Security vendor McAfee has published a fix for the definitions update that triggered a false positive and rendered XP SP3 systems unusable.
The definitions update, labeled as "5958 virus definition file" was released at 2.00 PM GMT+1 (6am Pacific Time) on Wednesday, April 21. This update incorrectly detects svchost.exe as malware. Problems resulting from this include:
- Continuous reboots
- Missing taskbar
- Loss in internet connectivity
In the past 24 hours, McAfee identified a new threat that impacts Windows PCs. Researchers worked diligently to address this threat that attacks critical Windows system executables and buries itself deep into a computer’s memory.
The research team created detection and removal to address this threat. The remediation passed our quality testing and was released with the 5958 virus definition file at 2.00 PM GMT+1 (6am Pacific Time) on Wednesday, April 21.
McAfee is aware that a number of customers have incurred a false positive error due to this release. We believe that this incident has impacted less than one half of one percent of our enterprise accounts globally and a fraction of that within the consumer base–home users of products such as McAfee VirusScan Plus, McAfee Internet Security Suite and McAfee Total Protection. That said, if you’re one of those impacted, this is a significant event for you and we understand that.
Our initial investigation indicates that the error can result in moderate to significant issues on systems running Windows XP Service Pack 3.The immediate impact on corporate users was lessened for corporations who kept a feature called “Scan Processes on Enable” in McAfee VirusScan Enterprise disabled, as it is by default, though those customers could also be impacted when running an on demand scan.
The faulty update was removed from all McAfee download servers within hours, preventing any further impact on customers.
McAfee teams are working with the highest priority to support impacted customers. We have also worked swiftly and released an updated virus definition file (5959) within a few hours and are providing our customers detailed guidance on how to repair any impacted systems.
An apology is all well and good, but the fact that yet again we see that a security vendor can push updates to customers that can disable PCs shows that there's a serious problem with how these firms go about testing updates before letting them free into the wild. The impact that this problem will have had on affected users is great, and represents greater disruption that most malware would present.

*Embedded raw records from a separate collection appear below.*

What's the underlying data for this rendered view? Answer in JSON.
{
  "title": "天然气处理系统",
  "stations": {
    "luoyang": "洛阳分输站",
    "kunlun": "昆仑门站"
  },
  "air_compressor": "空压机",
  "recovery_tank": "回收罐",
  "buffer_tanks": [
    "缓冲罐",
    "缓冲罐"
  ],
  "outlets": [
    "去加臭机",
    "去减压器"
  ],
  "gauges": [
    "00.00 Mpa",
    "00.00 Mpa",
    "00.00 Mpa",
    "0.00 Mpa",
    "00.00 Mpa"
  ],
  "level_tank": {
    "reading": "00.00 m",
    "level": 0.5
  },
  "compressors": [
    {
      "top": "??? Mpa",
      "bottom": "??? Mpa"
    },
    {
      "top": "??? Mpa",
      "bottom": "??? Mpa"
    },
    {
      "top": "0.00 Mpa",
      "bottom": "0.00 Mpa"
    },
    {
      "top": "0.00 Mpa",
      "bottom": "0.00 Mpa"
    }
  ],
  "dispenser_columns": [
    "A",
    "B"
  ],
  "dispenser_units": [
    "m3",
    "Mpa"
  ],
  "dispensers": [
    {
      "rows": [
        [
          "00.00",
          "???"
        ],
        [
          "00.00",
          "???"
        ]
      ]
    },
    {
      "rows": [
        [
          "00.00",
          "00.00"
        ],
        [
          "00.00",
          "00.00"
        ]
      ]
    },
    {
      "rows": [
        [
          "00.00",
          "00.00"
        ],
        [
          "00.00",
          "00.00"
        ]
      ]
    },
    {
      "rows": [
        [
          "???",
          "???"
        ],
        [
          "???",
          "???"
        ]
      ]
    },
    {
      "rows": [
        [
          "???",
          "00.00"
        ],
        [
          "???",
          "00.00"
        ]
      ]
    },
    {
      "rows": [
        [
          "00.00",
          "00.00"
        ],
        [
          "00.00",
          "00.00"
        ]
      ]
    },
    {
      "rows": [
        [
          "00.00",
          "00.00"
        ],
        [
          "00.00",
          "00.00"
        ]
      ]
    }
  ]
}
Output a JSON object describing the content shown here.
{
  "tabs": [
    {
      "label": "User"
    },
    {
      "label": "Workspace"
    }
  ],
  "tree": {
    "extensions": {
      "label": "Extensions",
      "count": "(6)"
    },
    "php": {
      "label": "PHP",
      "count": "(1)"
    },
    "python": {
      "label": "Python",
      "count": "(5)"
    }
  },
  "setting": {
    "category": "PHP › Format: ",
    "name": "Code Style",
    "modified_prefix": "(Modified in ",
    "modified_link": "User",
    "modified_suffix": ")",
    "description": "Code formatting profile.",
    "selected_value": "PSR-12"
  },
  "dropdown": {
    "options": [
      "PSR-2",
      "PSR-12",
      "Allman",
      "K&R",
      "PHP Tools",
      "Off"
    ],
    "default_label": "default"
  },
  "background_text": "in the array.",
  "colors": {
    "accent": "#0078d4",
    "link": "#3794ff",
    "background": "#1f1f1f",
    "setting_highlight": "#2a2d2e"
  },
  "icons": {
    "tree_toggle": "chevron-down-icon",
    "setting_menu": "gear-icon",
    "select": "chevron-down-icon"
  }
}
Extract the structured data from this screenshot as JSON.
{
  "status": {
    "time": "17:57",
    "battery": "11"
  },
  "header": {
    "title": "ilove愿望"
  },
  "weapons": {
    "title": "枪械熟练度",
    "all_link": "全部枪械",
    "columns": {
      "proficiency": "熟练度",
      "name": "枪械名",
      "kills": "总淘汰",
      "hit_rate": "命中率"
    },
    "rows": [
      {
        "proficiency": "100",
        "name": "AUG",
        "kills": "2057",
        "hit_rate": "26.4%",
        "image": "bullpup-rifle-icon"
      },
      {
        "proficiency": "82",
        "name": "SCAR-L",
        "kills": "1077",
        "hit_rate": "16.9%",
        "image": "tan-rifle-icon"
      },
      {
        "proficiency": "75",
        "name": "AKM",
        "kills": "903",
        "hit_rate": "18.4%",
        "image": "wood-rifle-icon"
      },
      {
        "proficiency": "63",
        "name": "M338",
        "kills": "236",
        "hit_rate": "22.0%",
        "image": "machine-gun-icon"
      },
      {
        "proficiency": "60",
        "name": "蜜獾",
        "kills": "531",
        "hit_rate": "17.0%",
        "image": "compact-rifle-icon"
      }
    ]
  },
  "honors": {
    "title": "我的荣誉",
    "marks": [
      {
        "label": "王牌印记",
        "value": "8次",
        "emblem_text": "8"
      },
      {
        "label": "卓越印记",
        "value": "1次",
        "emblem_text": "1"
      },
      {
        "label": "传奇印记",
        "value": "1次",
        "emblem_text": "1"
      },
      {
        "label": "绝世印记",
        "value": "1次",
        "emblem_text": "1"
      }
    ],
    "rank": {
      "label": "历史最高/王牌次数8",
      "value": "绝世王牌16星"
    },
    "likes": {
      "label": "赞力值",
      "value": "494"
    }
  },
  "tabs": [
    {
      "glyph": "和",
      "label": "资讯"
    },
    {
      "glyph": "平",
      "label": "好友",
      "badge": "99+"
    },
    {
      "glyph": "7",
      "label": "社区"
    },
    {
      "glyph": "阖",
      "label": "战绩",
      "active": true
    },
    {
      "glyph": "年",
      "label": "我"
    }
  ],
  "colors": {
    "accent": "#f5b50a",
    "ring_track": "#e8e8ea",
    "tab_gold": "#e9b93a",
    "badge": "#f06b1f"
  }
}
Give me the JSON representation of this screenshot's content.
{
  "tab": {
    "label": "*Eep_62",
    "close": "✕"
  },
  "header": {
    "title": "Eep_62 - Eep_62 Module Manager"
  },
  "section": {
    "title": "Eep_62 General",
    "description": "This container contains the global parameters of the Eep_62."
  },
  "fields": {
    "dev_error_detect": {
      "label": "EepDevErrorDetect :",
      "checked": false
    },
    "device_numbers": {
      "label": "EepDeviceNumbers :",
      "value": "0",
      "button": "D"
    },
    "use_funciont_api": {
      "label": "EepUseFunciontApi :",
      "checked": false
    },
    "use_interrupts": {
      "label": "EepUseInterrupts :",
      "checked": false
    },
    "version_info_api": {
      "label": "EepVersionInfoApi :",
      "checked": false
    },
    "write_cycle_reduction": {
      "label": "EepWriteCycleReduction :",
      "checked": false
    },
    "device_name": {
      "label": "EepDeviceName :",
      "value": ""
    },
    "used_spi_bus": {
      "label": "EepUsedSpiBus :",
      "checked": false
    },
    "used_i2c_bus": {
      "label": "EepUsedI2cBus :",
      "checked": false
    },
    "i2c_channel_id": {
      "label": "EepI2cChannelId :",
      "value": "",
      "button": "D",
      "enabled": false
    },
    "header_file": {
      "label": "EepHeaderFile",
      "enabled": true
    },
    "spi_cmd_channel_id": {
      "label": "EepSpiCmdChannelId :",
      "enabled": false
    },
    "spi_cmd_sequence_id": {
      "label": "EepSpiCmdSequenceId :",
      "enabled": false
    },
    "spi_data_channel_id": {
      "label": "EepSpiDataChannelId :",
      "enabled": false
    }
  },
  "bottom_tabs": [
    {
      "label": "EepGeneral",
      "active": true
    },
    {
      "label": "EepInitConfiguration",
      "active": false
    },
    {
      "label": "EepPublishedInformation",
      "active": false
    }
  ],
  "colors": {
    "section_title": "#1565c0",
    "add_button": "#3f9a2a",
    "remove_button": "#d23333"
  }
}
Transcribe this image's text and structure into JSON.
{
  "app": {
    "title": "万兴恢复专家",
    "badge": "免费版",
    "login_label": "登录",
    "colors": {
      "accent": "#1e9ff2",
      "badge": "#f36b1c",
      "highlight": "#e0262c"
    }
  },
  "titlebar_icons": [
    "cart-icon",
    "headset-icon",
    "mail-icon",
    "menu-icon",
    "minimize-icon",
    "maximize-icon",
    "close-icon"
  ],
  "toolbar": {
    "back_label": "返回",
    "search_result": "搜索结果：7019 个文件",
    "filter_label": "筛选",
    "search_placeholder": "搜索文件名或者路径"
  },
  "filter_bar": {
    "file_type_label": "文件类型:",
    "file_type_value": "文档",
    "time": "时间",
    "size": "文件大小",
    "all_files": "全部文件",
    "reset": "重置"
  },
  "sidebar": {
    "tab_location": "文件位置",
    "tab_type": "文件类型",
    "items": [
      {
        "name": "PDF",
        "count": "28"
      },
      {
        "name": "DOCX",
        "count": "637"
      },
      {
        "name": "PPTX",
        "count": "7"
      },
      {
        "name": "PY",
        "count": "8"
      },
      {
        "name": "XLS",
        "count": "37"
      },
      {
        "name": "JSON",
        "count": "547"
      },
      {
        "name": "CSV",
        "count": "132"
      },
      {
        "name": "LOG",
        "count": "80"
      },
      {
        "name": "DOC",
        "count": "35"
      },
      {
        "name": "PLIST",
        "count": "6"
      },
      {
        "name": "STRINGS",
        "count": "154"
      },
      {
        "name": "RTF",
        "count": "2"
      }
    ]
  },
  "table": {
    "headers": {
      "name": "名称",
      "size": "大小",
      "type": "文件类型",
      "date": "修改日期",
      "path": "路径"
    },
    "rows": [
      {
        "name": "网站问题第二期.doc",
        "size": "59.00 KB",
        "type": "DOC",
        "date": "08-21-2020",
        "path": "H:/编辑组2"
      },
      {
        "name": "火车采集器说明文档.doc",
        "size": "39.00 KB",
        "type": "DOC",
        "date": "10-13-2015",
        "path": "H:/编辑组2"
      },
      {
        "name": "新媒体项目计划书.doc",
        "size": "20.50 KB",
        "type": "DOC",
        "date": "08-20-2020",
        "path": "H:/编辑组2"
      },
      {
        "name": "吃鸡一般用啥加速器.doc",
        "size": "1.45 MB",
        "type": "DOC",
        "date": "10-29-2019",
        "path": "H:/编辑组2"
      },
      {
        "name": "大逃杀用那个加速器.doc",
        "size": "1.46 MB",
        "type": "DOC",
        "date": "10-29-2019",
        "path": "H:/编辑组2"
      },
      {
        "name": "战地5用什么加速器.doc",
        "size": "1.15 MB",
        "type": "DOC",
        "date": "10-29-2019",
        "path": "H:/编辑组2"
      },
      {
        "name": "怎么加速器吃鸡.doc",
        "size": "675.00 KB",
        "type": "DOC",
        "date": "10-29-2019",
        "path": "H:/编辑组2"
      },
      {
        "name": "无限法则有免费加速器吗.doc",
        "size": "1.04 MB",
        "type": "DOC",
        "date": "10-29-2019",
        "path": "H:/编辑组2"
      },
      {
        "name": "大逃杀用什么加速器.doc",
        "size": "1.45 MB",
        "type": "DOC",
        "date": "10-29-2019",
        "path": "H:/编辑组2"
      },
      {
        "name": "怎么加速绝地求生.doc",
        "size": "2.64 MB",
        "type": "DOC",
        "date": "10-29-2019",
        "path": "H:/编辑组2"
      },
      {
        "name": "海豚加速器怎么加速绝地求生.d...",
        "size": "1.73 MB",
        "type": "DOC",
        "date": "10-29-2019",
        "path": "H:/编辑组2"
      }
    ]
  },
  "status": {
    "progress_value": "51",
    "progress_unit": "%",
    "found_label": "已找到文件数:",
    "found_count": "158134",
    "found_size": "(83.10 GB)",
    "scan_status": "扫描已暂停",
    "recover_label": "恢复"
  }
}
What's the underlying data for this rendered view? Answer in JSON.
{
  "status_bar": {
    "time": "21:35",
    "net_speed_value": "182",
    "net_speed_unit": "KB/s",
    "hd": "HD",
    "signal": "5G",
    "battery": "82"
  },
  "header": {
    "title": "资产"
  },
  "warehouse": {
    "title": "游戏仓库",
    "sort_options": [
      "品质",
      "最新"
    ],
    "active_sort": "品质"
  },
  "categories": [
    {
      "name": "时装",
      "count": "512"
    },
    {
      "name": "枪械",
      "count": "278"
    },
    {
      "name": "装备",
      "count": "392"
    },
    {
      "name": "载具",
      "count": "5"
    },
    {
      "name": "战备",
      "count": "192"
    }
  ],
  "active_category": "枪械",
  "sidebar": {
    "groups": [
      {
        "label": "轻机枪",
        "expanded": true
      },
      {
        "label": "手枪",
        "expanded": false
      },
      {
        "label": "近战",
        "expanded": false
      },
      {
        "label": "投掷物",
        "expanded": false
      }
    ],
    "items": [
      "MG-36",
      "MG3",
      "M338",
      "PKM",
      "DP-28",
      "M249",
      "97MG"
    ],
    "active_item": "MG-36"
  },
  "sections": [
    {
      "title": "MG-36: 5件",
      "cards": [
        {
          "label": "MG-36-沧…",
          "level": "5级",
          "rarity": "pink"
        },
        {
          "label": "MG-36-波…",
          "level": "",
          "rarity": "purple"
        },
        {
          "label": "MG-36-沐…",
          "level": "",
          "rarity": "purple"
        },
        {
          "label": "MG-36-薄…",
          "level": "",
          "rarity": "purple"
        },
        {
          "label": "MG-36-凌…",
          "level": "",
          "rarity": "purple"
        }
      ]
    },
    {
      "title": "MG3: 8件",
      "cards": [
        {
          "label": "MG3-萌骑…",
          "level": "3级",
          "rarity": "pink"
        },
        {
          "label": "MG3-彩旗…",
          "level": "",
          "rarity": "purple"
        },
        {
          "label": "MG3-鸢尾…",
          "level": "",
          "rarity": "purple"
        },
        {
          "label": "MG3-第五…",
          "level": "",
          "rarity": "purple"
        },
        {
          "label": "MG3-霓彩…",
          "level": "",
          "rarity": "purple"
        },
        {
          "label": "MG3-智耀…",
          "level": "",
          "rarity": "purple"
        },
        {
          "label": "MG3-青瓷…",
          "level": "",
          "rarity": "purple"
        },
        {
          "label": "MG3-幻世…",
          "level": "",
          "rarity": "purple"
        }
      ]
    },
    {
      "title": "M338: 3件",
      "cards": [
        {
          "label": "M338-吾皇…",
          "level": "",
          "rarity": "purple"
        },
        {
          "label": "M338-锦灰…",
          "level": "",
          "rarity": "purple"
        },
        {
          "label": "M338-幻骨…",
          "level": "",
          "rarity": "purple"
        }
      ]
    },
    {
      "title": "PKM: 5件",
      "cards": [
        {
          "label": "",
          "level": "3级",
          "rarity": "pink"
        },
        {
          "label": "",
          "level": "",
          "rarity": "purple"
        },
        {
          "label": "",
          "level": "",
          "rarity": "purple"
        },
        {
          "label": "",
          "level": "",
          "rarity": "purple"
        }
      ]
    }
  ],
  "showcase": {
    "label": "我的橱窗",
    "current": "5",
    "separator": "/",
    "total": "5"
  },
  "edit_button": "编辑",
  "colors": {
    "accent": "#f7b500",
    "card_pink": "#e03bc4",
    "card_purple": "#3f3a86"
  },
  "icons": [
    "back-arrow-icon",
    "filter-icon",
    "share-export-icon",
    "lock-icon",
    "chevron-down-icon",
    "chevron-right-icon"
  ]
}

If these firms want the trust of being able to push updates to systems that can potentially cripple systems, we as customers need far greater transparency as to what testing is done on definitions before they are released.